Born Sept. 28, 1831, in the village of Spodnje-Retje; died Nov. 16, 1887, in Ljubljana. Slovene writer. Son of a peasant.

Levstik was a seminarian and worked as a tutor and a librarian. A major Slovene lyric poet, Levstik wrote lyrical epic poems in the spirit of folk songs, as well as ballads and satires. He wrote publicistic articles expounding realism in art. His novella Martin Krpan (1858) marked the beginning of Slovene classical prose. Levstik also wrote plays and translated G. R. Derzhavin, A. S. Pushkin, and Russian fairy tales.

WORKS
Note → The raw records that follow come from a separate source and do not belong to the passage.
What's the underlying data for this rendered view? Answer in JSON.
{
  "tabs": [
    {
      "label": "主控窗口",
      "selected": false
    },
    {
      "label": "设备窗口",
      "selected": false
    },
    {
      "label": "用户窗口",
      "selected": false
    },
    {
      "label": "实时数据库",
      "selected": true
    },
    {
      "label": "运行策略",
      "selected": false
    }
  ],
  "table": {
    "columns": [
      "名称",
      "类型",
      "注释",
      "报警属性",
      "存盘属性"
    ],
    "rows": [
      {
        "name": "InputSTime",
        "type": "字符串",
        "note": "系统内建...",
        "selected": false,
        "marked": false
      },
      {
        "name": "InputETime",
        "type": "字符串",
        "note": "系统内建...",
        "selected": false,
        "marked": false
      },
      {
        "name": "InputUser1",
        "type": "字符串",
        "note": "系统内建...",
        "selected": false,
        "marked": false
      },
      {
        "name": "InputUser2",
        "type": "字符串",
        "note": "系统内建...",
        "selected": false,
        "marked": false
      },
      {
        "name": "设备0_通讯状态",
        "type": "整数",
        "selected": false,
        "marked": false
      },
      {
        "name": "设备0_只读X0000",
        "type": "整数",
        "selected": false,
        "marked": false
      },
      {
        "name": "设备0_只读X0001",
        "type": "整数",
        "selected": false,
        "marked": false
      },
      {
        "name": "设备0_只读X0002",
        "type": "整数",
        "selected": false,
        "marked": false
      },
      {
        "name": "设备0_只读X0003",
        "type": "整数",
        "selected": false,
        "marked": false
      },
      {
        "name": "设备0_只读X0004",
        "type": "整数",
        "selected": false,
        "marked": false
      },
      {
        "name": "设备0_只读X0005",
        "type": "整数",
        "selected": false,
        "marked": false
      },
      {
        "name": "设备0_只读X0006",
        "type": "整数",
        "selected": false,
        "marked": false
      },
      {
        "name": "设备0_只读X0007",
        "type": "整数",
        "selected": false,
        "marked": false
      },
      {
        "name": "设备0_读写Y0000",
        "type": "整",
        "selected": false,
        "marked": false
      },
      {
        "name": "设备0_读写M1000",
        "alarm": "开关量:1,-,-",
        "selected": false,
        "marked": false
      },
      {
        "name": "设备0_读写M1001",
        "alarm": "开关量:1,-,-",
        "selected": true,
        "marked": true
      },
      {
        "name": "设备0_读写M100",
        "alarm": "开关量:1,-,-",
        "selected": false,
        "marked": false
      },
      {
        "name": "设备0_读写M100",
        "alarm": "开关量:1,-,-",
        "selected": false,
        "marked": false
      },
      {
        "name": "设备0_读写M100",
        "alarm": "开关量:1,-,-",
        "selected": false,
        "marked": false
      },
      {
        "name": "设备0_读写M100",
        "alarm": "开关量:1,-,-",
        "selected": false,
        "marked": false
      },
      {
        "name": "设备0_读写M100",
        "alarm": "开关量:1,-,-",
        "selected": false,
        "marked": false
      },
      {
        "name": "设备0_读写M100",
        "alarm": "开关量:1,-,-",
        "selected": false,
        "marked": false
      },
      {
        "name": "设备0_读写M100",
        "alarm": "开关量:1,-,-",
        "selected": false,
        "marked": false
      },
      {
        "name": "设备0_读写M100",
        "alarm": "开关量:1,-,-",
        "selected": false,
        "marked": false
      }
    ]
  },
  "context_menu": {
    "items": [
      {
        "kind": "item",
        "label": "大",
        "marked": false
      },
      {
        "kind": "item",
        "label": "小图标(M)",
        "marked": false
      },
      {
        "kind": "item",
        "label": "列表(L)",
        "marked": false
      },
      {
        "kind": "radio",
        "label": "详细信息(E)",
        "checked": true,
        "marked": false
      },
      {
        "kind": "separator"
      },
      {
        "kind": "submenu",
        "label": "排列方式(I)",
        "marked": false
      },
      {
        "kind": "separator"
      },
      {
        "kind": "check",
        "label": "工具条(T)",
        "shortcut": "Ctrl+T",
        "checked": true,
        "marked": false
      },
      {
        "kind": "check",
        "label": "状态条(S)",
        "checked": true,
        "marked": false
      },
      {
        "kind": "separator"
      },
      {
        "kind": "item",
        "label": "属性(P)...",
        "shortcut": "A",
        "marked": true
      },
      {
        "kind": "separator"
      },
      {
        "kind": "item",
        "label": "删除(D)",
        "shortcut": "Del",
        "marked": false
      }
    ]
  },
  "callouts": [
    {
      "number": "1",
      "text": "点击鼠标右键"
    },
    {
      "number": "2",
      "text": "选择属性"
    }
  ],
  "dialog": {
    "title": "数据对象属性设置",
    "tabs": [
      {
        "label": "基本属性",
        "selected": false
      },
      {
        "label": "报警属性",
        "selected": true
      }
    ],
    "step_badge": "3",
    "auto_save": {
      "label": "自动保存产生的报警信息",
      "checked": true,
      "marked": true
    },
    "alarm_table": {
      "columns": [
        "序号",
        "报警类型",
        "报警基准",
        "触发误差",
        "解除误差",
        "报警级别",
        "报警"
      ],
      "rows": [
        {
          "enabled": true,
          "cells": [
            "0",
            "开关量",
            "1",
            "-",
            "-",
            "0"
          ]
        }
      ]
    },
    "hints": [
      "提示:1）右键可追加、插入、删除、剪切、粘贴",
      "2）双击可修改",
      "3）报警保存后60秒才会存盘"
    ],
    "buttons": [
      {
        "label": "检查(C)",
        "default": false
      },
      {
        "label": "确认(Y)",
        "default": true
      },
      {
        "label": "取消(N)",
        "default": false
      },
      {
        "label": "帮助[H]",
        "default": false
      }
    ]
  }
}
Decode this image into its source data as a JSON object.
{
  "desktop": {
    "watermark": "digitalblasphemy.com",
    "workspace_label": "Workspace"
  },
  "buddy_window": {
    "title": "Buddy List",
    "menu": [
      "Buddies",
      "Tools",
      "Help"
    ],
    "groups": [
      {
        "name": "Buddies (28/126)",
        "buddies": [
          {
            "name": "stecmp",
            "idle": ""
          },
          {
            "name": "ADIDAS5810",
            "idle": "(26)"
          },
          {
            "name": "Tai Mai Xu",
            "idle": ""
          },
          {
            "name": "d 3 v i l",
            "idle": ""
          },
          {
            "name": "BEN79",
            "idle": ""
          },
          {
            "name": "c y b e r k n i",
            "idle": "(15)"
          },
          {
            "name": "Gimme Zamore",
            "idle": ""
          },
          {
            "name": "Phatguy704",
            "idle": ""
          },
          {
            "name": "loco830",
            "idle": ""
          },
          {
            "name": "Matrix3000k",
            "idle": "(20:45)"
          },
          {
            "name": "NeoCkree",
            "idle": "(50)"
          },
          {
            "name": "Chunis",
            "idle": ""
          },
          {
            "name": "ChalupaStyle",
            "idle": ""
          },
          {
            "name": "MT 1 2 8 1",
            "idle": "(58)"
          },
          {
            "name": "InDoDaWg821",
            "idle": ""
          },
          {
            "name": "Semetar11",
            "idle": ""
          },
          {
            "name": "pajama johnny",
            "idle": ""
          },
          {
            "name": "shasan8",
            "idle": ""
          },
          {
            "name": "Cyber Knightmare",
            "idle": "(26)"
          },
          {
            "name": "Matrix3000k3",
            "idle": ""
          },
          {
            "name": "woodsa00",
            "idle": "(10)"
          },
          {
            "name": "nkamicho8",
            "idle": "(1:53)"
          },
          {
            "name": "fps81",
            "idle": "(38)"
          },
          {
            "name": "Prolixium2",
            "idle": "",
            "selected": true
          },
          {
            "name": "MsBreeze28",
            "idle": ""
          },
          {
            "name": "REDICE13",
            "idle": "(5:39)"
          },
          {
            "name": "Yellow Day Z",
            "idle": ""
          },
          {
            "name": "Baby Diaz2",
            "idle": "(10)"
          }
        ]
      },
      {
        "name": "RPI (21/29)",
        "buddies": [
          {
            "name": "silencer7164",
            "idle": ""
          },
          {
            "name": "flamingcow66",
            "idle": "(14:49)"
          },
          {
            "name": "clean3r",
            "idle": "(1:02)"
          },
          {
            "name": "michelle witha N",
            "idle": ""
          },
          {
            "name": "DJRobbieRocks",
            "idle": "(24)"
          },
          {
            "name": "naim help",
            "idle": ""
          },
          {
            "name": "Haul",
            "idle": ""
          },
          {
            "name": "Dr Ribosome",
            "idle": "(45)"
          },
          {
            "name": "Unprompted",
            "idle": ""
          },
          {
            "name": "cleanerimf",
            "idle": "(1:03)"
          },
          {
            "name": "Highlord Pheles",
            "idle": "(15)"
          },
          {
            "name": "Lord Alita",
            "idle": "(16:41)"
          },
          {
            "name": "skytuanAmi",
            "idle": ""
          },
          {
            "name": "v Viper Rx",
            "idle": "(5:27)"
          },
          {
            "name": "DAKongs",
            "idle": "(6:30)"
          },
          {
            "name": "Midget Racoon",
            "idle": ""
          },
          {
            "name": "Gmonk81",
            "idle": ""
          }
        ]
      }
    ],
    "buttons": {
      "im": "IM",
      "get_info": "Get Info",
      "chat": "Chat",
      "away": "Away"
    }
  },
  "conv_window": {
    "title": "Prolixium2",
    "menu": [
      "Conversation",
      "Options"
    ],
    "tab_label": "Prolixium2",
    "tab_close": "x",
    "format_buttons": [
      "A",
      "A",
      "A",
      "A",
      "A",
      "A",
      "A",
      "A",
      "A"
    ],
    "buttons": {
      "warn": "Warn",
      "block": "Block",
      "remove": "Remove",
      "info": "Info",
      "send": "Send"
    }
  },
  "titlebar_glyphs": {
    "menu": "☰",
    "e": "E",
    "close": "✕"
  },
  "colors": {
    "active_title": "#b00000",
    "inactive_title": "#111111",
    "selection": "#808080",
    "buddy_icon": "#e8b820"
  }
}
Zbrano delo, books 1–9. Ljubljana, 1948–62.
In Russian translation:
“Martin Krpan iz derevni Vrkh.” In Povesti i rasskazy iugoslavskikh pisatelei, vol. 1. Moscow, 1959.
References in periodicals archive ?
To complicate matters further, history teachers are socialized into a profession that largely sees its task as covering content, because history standards span vast geographies and time periods (Barton & Levstik, 2004; Schall-Leckrone & McQuillan, 2012).
This proposal fits into the context of an ever greater interest, in the USA and Canada, in the definition of knowledge about history (Barton & Levstik, 2004; Stearns, Seixas & Wineburg, 2000; Van Sledright, 2011; Wineburg, 2001).
Lingard L, McDougall A, Levstik M, Chandok N, Spafford MM, Schryer C.
This is not different within the context of history education (Barton & Levstik, 2003).
Levstik (2010), in her review of research in social studies classrooms, reports that her early work addressed integration of literacy and math with social studies and concluded that each subject has aspects that need separate classroom attention.
Linda Levstik (1996) further suggests a shift should be made ".
Nonetheless, many teachers are so fixated on "control and cover" instruction that the prospect of open discussion of sociopolitical controversies in their classes can be an intimidating prospect (Barton & Levstik, 2003).
During the last three years, students should read Fran Levstik, Josip Jurcic, Prezihov Voranc, Tone Pavcek, Homer, two contemporary authors according to the teacher's choice (in both the seventh and the eighth grade), Anton Tomaz Linhart, Valentin Vodnik, France Preseren, Janko Kersnik, Ivan Tavcar, Anton Askerc, Janez Menart, Niko Grafenauer, Lev Tolstoj, Primoz Trubar, Simon Gregorcic, Ivan Cankar, Oton Zupancic, Josip Murn, Dragotin Kette, Srecko Kosovel, Ciril Kosmac, William Shakespeare, and three current-day authors (see Poznanovic Jezersek, Cestnik, Cuden, Gomivnik Thuma, Honzak, Krizaj Ortar, Rosc Leskovec, Zveglic 68-69).
Linda Levstik writes about how raising a special-needs son shaped her family and professional life.
Instead of urging students to read history, Levstik and Barton invite them to do history--as participants.
Pinto argues that students should learn to relate evidence in sites and buildings to their own ideas, perspectives, and questions (Barton and Levstik 2004, 121) to "connect what they see, do and feel with what they already know, understand and acknowledge" (Barton and Levstik 2004, 153), in constructivist ways, enriching their appreciation of the cultural, social and economic contributions of diverse groups to the communities.